<<<<

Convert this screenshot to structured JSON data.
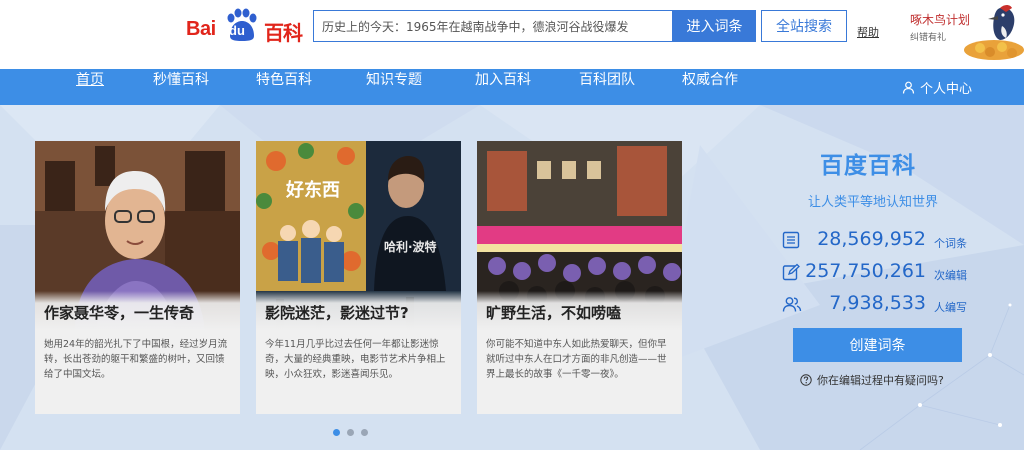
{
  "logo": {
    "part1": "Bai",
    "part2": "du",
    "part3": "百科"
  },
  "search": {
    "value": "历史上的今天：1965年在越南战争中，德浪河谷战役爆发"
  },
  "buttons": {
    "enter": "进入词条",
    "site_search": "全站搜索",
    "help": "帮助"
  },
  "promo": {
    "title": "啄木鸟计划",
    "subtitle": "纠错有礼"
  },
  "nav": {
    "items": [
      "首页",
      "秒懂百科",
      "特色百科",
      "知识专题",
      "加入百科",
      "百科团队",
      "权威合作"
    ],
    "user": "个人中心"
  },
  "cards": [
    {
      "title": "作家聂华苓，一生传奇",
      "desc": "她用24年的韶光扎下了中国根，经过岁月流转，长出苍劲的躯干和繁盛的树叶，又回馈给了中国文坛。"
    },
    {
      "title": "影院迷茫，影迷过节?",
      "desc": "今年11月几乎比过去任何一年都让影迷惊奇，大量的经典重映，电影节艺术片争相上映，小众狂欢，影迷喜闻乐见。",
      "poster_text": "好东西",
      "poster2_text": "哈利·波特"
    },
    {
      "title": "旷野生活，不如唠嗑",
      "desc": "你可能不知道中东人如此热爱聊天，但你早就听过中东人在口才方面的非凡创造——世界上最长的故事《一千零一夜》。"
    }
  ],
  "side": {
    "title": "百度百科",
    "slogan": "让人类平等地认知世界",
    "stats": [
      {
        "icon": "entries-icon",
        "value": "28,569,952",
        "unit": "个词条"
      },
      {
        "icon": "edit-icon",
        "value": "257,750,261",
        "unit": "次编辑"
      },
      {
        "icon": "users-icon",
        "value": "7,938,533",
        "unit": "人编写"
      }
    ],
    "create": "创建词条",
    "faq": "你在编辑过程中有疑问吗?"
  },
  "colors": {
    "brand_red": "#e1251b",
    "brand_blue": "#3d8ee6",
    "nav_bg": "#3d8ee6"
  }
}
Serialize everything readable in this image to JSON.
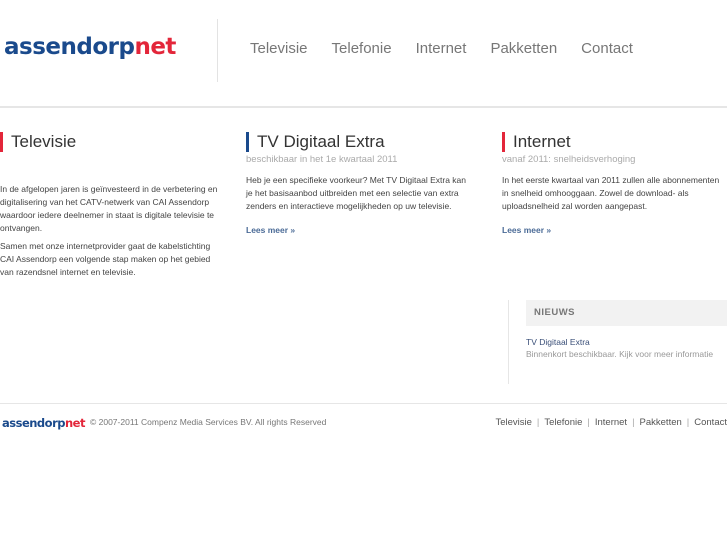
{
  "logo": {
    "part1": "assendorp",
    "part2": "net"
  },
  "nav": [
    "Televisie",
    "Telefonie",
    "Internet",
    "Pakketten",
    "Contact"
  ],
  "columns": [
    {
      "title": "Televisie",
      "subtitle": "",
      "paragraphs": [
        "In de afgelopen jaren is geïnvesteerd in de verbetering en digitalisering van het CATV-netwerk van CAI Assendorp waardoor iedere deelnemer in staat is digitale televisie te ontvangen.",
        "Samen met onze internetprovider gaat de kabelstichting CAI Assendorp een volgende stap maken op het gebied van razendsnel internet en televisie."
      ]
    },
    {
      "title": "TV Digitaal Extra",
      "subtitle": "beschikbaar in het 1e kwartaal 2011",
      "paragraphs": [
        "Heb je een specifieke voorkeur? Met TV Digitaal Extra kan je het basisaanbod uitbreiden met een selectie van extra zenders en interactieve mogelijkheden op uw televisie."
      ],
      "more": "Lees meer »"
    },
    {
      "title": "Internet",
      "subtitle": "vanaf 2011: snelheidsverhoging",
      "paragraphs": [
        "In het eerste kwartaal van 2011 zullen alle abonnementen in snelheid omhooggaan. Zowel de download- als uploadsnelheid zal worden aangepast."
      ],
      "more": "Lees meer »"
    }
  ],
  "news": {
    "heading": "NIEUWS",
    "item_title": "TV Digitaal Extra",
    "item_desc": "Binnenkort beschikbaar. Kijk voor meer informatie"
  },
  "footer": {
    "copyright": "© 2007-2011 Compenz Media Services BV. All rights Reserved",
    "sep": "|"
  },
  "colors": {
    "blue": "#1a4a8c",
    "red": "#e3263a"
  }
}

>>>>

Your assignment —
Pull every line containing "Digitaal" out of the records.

The completed task —
      "title": "TV Digitaal Extra",
        "Heb je een specifieke voorkeur? Met TV Digitaal Extra kan je het basisaanbod uitbreiden met een selectie van extra zenders en interactieve mogelijkheden op uw televisie."
    "item_title": "TV Digitaal Extra",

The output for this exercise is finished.